Count how many lines of the data below contain the string "your"; the reply should be that number alone.

+ + + + +

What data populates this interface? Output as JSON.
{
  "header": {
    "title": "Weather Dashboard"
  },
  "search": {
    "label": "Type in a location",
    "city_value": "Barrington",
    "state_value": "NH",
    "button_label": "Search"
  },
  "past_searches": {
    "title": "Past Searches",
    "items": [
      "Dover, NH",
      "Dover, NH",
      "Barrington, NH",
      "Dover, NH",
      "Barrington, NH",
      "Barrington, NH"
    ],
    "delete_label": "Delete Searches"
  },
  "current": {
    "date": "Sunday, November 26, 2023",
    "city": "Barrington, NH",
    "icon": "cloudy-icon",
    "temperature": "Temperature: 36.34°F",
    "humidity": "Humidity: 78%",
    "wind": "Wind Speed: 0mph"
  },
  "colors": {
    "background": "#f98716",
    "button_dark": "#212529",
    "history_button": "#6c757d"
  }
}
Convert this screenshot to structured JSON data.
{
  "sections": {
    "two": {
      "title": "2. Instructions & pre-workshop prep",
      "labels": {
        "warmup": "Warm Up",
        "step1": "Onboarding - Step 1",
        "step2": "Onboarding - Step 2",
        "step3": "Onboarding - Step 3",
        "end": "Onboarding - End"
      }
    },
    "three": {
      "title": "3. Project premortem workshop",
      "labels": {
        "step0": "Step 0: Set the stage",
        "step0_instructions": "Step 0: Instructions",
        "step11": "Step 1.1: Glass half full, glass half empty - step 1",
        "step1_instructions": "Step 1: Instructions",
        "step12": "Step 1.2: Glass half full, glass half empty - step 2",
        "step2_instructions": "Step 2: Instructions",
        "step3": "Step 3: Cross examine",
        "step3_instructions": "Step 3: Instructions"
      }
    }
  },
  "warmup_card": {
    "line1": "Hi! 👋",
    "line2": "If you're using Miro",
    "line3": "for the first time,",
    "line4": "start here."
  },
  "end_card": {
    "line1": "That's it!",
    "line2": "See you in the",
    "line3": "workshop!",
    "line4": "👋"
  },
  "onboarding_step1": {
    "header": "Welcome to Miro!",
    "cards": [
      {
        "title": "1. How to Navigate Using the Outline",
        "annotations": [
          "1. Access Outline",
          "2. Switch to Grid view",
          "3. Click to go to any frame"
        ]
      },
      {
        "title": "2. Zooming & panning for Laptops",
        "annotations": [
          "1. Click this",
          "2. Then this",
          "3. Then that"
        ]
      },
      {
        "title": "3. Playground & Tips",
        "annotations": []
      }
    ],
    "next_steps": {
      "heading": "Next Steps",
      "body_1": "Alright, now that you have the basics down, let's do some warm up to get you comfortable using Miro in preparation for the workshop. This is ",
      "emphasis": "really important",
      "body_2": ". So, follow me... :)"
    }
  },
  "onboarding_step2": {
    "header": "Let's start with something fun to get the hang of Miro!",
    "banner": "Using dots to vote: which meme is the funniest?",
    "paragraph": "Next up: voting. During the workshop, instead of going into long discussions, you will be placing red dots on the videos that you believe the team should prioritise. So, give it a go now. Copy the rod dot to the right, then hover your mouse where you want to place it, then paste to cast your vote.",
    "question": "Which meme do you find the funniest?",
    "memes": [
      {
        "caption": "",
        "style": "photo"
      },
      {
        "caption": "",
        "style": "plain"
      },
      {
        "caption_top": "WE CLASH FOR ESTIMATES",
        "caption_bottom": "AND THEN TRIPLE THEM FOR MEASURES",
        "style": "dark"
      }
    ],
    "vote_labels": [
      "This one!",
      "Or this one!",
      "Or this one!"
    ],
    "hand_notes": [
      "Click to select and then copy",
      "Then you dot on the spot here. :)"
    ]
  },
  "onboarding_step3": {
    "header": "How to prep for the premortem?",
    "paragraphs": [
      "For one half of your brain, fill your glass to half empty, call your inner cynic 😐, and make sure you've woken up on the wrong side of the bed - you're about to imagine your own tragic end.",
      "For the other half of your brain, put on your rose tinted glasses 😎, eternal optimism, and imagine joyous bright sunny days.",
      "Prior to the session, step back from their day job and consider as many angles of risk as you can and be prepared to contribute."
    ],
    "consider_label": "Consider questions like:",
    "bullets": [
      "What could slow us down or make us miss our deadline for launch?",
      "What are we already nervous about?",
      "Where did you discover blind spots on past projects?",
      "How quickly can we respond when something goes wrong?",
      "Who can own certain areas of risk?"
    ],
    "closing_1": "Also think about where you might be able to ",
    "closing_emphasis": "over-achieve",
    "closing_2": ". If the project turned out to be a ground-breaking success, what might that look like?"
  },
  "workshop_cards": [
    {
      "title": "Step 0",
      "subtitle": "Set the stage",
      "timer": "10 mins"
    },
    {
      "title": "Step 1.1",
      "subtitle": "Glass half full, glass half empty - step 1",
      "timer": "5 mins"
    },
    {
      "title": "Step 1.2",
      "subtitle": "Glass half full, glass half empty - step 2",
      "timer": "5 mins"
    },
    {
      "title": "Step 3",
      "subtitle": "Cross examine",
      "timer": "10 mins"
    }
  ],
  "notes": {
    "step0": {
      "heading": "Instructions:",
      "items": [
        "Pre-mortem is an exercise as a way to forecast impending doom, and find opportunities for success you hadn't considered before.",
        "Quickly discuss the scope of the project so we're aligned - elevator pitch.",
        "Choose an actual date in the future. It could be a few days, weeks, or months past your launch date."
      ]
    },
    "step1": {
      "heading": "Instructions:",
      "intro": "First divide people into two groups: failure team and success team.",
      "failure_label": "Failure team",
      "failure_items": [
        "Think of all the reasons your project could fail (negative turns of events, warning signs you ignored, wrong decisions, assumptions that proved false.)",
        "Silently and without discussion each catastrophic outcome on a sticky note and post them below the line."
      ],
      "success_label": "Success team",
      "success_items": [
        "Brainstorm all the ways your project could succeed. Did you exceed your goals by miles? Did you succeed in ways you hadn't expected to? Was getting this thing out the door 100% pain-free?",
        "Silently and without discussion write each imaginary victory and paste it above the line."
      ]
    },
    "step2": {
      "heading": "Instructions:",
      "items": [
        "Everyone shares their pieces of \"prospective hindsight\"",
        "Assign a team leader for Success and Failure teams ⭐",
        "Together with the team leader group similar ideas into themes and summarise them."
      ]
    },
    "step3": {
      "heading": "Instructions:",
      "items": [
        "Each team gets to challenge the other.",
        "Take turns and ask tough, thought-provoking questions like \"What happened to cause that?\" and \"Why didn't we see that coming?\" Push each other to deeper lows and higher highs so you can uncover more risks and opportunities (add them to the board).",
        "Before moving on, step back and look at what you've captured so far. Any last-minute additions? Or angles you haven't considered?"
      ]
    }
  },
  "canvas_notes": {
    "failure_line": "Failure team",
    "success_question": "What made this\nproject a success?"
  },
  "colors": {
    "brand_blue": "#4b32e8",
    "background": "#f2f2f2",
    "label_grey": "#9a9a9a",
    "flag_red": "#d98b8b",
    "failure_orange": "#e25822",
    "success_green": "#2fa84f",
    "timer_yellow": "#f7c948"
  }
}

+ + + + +

**OUTPUT OF THE EXERCISE:** 6